Bintauna language

Bintauna is a Philippine language spoken in North Sulawesi (Celebes), Indonesia.

Bantenese language

Bantenese language, Western Sundanese language or Western Sundanese dialect is a dialect of Sundanese language spoken by the Bantenese and Sundanese native to Banten and the western side of Bogor Regency. The western Bogor area comprises the Jasinga Raya region, which covers Jasinga, Cigudeg, Tenjo, Nanggung, Parungpanjang, Sukajaya districts and also the northwestern parts of Sukabumi Regency. The Bantenese language is the lingua franca of the Kasepuhan Ciptagelar traditional community in Cisolok subdistrict, and the Kasepuhan Banten Kidul traditional community.

Bungku people

Bungku people are an ethnic group who mostly resides in North Bungku, South Bungku, Central Bungku, and Menui Islands districts di Morowali Regency, in Central Sulawesi province of Indonesia. This ethnic group is divided into several sub-groups, namely Lambatu, Epe, Ro'tua, Reta, and Wowoni. Bungku people have their own language, called Bungku language, which is one of their characteristic and serves as a means of communication between themselves. They generally embrace Islam or Christianity.

Bedil tombak Early firearm from Nusantara archipelago

Bedil tombak or bedil tumbak is a type of early firearm from the Nusantara archipelago. The weapon consist of a gun or small cannon mounted on a wooden pole, forming a type of weapon known as "pole gun".

Milk pie Indonesian traditional pie

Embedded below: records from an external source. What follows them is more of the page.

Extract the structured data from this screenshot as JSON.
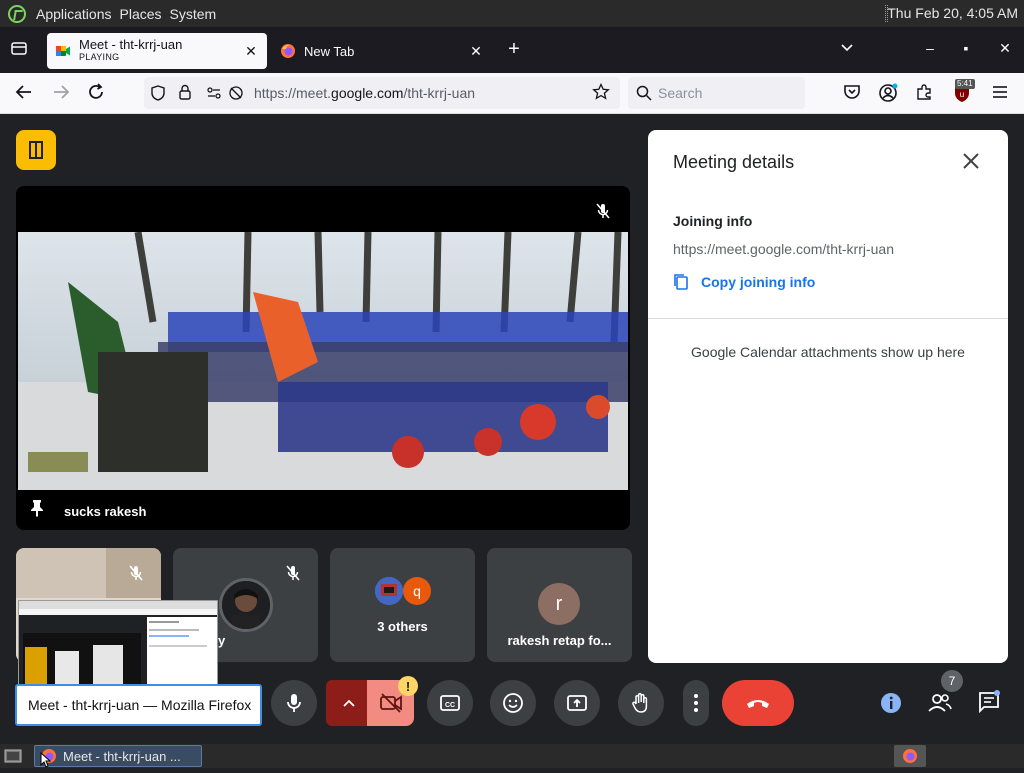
{
  "panel": {
    "menus": [
      "Applications",
      "Places",
      "System"
    ],
    "clock": "Thu Feb 20,  4:05 AM"
  },
  "tabs": [
    {
      "title": "Meet - tht-krrj-uan",
      "subtitle": "PLAYING"
    },
    {
      "title": "New Tab",
      "subtitle": ""
    }
  ],
  "nav": {
    "url_prefix": "https://meet.",
    "url_domain": "google.com",
    "url_path": "/tht-krrj-uan",
    "search_placeholder": "Search",
    "ext_badge": "5:41"
  },
  "main_tile": {
    "name": "sucks rakesh"
  },
  "tiles": [
    {
      "label": ""
    },
    {
      "label": "y"
    },
    {
      "avatars": [
        "q"
      ],
      "label": "3 others"
    },
    {
      "avatar": "r",
      "label": "rakesh retap fo..."
    }
  ],
  "details": {
    "title": "Meeting details",
    "joining_heading": "Joining info",
    "joining_url": "https://meet.google.com/tht-krrj-uan",
    "copy_label": "Copy joining info",
    "calendar_note": "Google Calendar attachments show up here"
  },
  "controls": {
    "participants_count": "7",
    "camera_warning": "!"
  },
  "tooltip": "Meet - tht-krrj-uan — Mozilla Firefox",
  "taskbar": {
    "window_label": "Meet - tht-krrj-uan ..."
  },
  "colors": {
    "meet_bg": "#202124",
    "tile_bg": "#3c4043",
    "end_call_red": "#ea4335",
    "accent_blue": "#1a73e8",
    "room_badge_yellow": "#fbbc04",
    "info_blue": "#8ab4f8"
  }
}
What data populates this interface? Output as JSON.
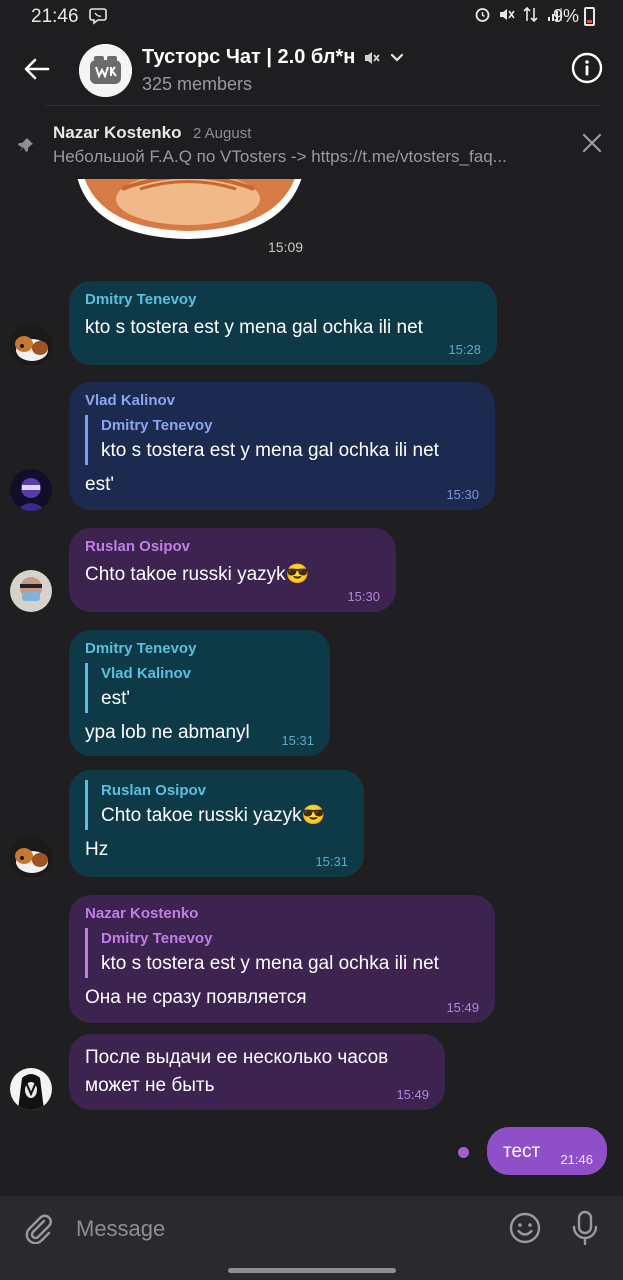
{
  "status_bar": {
    "time": "21:46",
    "battery": "9%"
  },
  "header": {
    "title": "Тусторс Чат | 2.0 бл*н",
    "members": "325 members"
  },
  "pinned": {
    "author": "Nazar Kostenko",
    "date": "2 August",
    "text": "Небольшой F.A.Q по VTosters -> https://t.me/vtosters_faq..."
  },
  "sticker": {
    "time": "15:09"
  },
  "messages": [
    {
      "author": "Dmitry Tenevoy",
      "text": "kto s tostera est y mena gal ochka ili net",
      "time": "15:28"
    },
    {
      "author": "Vlad Kalinov",
      "quote_author": "Dmitry Tenevoy",
      "quote_text": "kto s tostera est y mena gal ochka ili net",
      "text": "est'",
      "time": "15:30"
    },
    {
      "author": "Ruslan Osipov",
      "text": "Chto takoe russki yazyk😎",
      "time": "15:30"
    },
    {
      "author": "Dmitry Tenevoy",
      "quote_author": "Vlad Kalinov",
      "quote_text": "est'",
      "text": "ypa lob ne abmanyl",
      "time": "15:31"
    },
    {
      "quote_author": "Ruslan Osipov",
      "quote_text": "Chto takoe russki yazyk😎",
      "text": "Hz",
      "time": "15:31"
    },
    {
      "author": "Nazar Kostenko",
      "quote_author": "Dmitry Tenevoy",
      "quote_text": "kto s tostera est y mena gal ochka ili net",
      "text": "Она не сразу появляется",
      "time": "15:49"
    },
    {
      "text_line1": "После выдачи ее несколько часов",
      "text_line2": "может не быть",
      "time": "15:49"
    },
    {
      "text": "тест",
      "time": "21:46"
    }
  ],
  "input": {
    "placeholder": "Message"
  },
  "colors": {
    "background": "#1f1f21",
    "bubble_teal": "#0e3a47",
    "bubble_navy": "#1c2a50",
    "bubble_purple": "#3d2350",
    "bubble_outgoing": "#8f4fc9"
  }
}
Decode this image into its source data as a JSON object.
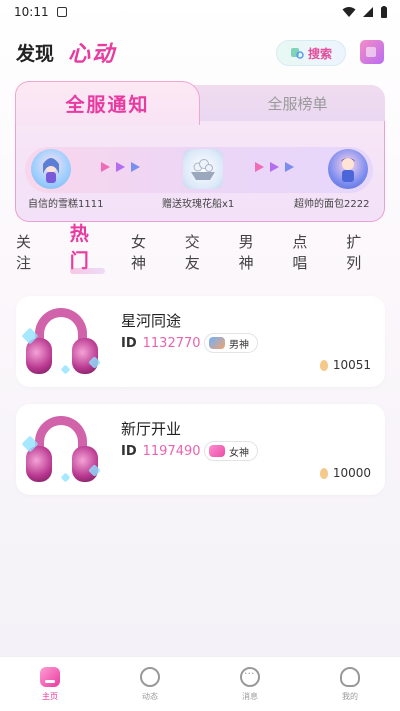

Milk pie is an Indonesian custard tart pastry consisting of a shortcrust pastry filled with egg custard and condensed milk. This traditional Indonesian dessert pastry is very flat with only one very thin layer of custard. The origin of this pastry is from Bali.

References

  1. Tombulu at Ethnologue (18th ed., 2015)
  2. Sahulata, D. (1993). Struktur bahasa Tombulu. Jakarta: Pusat Pembinaan dan Pengembangan Bahasa, Departemen Pendidikan dan Kebudayaan.
  3. Makalew-Palar, J.A.; Kembuan, L.D.; Terak, R. (1994). Fonologi Bahasa Tombulu. Jakarta: Pusat Pembinaan dan Pengembangan Bahasa, Departemen Pendidikan dan Kebudayaan.
  4. "Penyusunan Alkitab Bahasa Tombulu Butuh 17 Tahun". ManadoPostonline.com (in Indonesian). 30 November 2018.